After-Acquired Property Clause

After-Acquired Property Clause

A phrase in a mortgage (an interest in land that furnishes security for payment of a debt or performance of an obligation) that provides that any holdings obtained by the borrower subsequent to the date of the loan and mortgage will automatically constitute additional security for the loan.

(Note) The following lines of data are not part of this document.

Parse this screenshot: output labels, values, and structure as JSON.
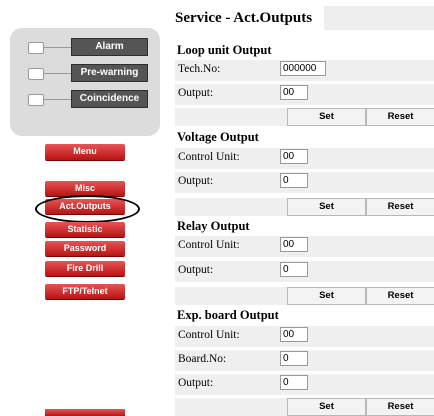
{
  "status": {
    "alarm": "Alarm",
    "prewarning": "Pre-warning",
    "coincidence": "Coincidence"
  },
  "nav": {
    "menu": "Menu",
    "items": [
      "Misc",
      "Act.Outputs",
      "Statistic",
      "Password",
      "Fire Drill",
      "FTP/Telnet"
    ],
    "active": "Act.Outputs"
  },
  "page": {
    "title": "Service - Act.Outputs"
  },
  "sections": {
    "loop": {
      "title": "Loop unit Output",
      "tech_label": "Tech.No:",
      "tech_value": "000000",
      "output_label": "Output:",
      "output_value": "00",
      "set": "Set",
      "reset": "Reset"
    },
    "voltage": {
      "title": "Voltage Output",
      "control_label": "Control Unit:",
      "control_value": "00",
      "output_label": "Output:",
      "output_value": "0",
      "set": "Set",
      "reset": "Reset"
    },
    "relay": {
      "title": "Relay Output",
      "control_label": "Control Unit:",
      "control_value": "00",
      "output_label": "Output:",
      "output_value": "0",
      "set": "Set",
      "reset": "Reset"
    },
    "exp": {
      "title": "Exp. board Output",
      "control_label": "Control Unit:",
      "control_value": "00",
      "board_label": "Board.No:",
      "board_value": "0",
      "output_label": "Output:",
      "output_value": "0",
      "set": "Set",
      "reset": "Reset"
    }
  },
  "colors": {
    "nav_red": "#c82020",
    "status_gray": "#555555",
    "row_bg": "#efefef"
  }
}
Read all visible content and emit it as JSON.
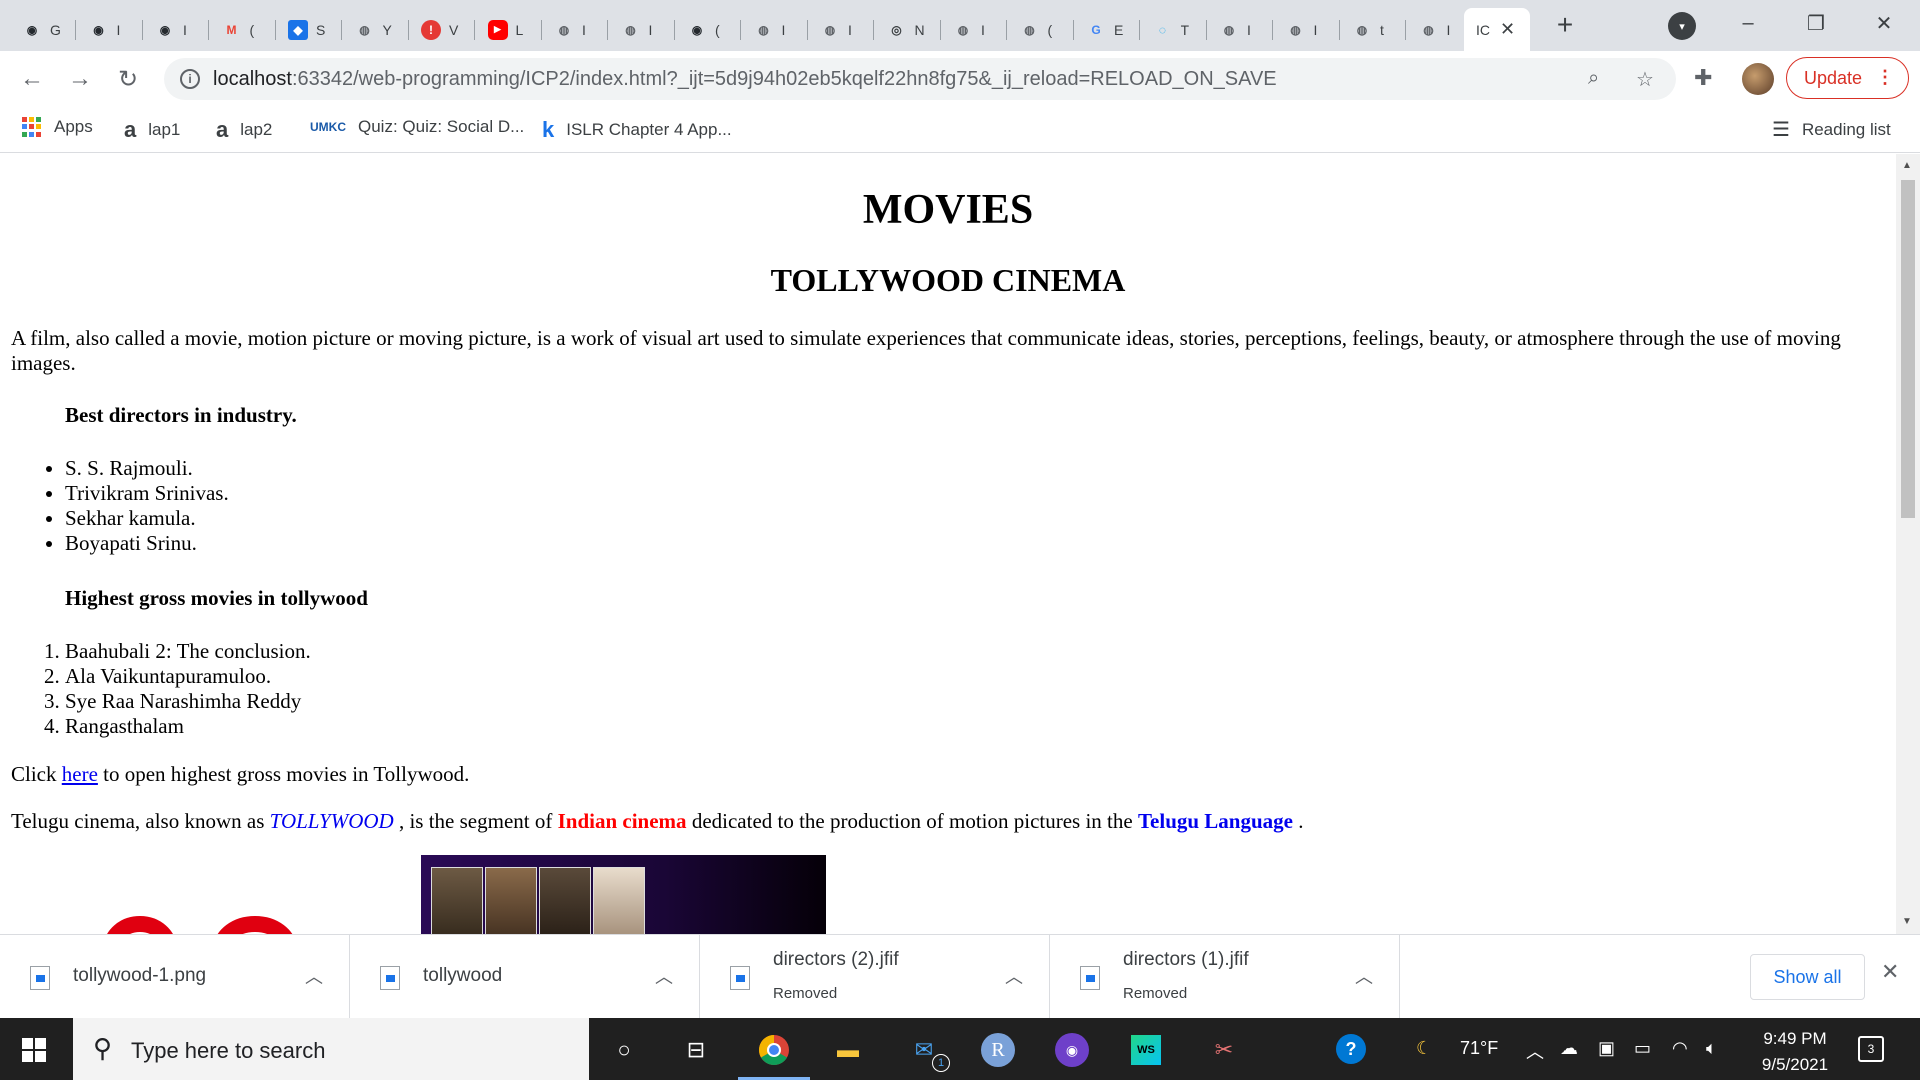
{
  "browser": {
    "tabs": [
      {
        "label": "G",
        "icon": "github-icon",
        "color": "#24292e"
      },
      {
        "label": "I",
        "icon": "github-icon",
        "color": "#24292e"
      },
      {
        "label": "I",
        "icon": "github-icon",
        "color": "#24292e"
      },
      {
        "label": "(",
        "icon": "gmail-icon",
        "color": "#ea4335"
      },
      {
        "label": "S",
        "icon": "app-icon",
        "color": "#1a73e8"
      },
      {
        "label": "Y",
        "icon": "globe-icon",
        "color": "#5f6368"
      },
      {
        "label": "V",
        "icon": "alert-icon",
        "color": "#e53935"
      },
      {
        "label": "L",
        "icon": "youtube-icon",
        "color": "#ff0000"
      },
      {
        "label": "I",
        "icon": "globe-icon",
        "color": "#5f6368"
      },
      {
        "label": "I",
        "icon": "globe-icon",
        "color": "#5f6368"
      },
      {
        "label": "(",
        "icon": "github-icon",
        "color": "#24292e"
      },
      {
        "label": "I",
        "icon": "globe-icon",
        "color": "#5f6368"
      },
      {
        "label": "I",
        "icon": "globe-icon",
        "color": "#5f6368"
      },
      {
        "label": "N",
        "icon": "chromium-icon",
        "color": "#3c4043"
      },
      {
        "label": "I",
        "icon": "globe-icon",
        "color": "#5f6368"
      },
      {
        "label": "(",
        "icon": "globe-icon",
        "color": "#5f6368"
      },
      {
        "label": "E",
        "icon": "google-icon",
        "color": "#4285f4"
      },
      {
        "label": "T",
        "icon": "circle-icon",
        "color": "#00a4ef"
      },
      {
        "label": "I",
        "icon": "globe-icon",
        "color": "#5f6368"
      },
      {
        "label": "I",
        "icon": "globe-icon",
        "color": "#5f6368"
      },
      {
        "label": "t",
        "icon": "globe-icon",
        "color": "#5f6368"
      },
      {
        "label": "I",
        "icon": "globe-icon",
        "color": "#5f6368"
      }
    ],
    "active_tab": {
      "label": "IC"
    },
    "new_tab": "+",
    "url_host": "localhost",
    "url_rest": ":63342/web-programming/ICP2/index.html?_ijt=5d9j94h02eb5kqelf22hn8fg75&_ij_reload=RELOAD_ON_SAVE",
    "update_label": "Update",
    "bookmarks": [
      {
        "label": "Apps",
        "icon": "apps-icon"
      },
      {
        "label": "lap1",
        "icon": "amazon-icon"
      },
      {
        "label": "lap2",
        "icon": "amazon-icon"
      },
      {
        "label": "Quiz: Quiz: Social D...",
        "icon": "umkc-icon"
      },
      {
        "label": "ISLR Chapter 4 App...",
        "icon": "k-icon"
      }
    ],
    "reading_list": "Reading list"
  },
  "page": {
    "title": "MOVIES",
    "subtitle": "TOLLYWOOD CINEMA",
    "intro": "A film, also called a movie, motion picture or moving picture, is a work of visual art used to simulate experiences that communicate ideas, stories, perceptions, feelings, beauty, or atmosphere through the use of moving images.",
    "directors_heading": "Best directors in industry.",
    "directors": [
      "S. S. Rajmouli.",
      "Trivikram Srinivas.",
      "Sekhar kamula.",
      "Boyapati Srinu."
    ],
    "movies_heading": "Highest gross movies in tollywood",
    "movies": [
      "Baahubali 2: The conclusion.",
      "Ala Vaikuntapuramuloo.",
      "Sye Raa Narashimha Reddy",
      "Rangasthalam"
    ],
    "click_pre": "Click ",
    "click_link": "here",
    "click_post": " to open highest gross movies in Tollywood.",
    "telugu_1": "Telugu cinema, also known as ",
    "telugu_tollywood": "TOLLYWOOD",
    "telugu_2": " , is the segment of ",
    "telugu_indian": "Indian cinema",
    "telugu_3": " dedicated to the production of motion pictures in the ",
    "telugu_lang": "Telugu Language",
    "telugu_4": " ."
  },
  "downloads": [
    {
      "name": "tollywood-1.png",
      "status": ""
    },
    {
      "name": "tollywood",
      "status": ""
    },
    {
      "name": "directors (2).jfif",
      "status": "Removed"
    },
    {
      "name": "directors (1).jfif",
      "status": "Removed"
    }
  ],
  "show_all": "Show all",
  "taskbar": {
    "search_placeholder": "Type here to search",
    "weather": "71°F",
    "time": "9:49 PM",
    "date": "9/5/2021",
    "notifications": "3",
    "mail_badge": "1"
  }
}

References in periodicals archive ?
A "security interest arising by virtue of an after-acquired property clause has equal status with a security interest in collateral in which the debtor has rights at the time value is given under the security agreement." Id.
This is very doubtful indeed.(348) A sale of proceeds implies that after-acquired property clauses might be applied to outright purchases of accounts, chattel paper, and, indeed, any property that might constitute proceeds.(349)
To be sure, after-acquired property clauses are routine in security agreements pertaining to accounts receivable--but only where the accounts are collateral for a loan.
Nor can anything in Article 2 authorize after-acquired property clauses, even by analogy.
First, credit managers for companies that sell business equipment (or other non-inventory items) can still secure the priority position on new sales of business equipment (even over creditors with prior security interests containing after-acquired property clauses) so long as they file a financing statement within 10 days of delivery of the new equipment.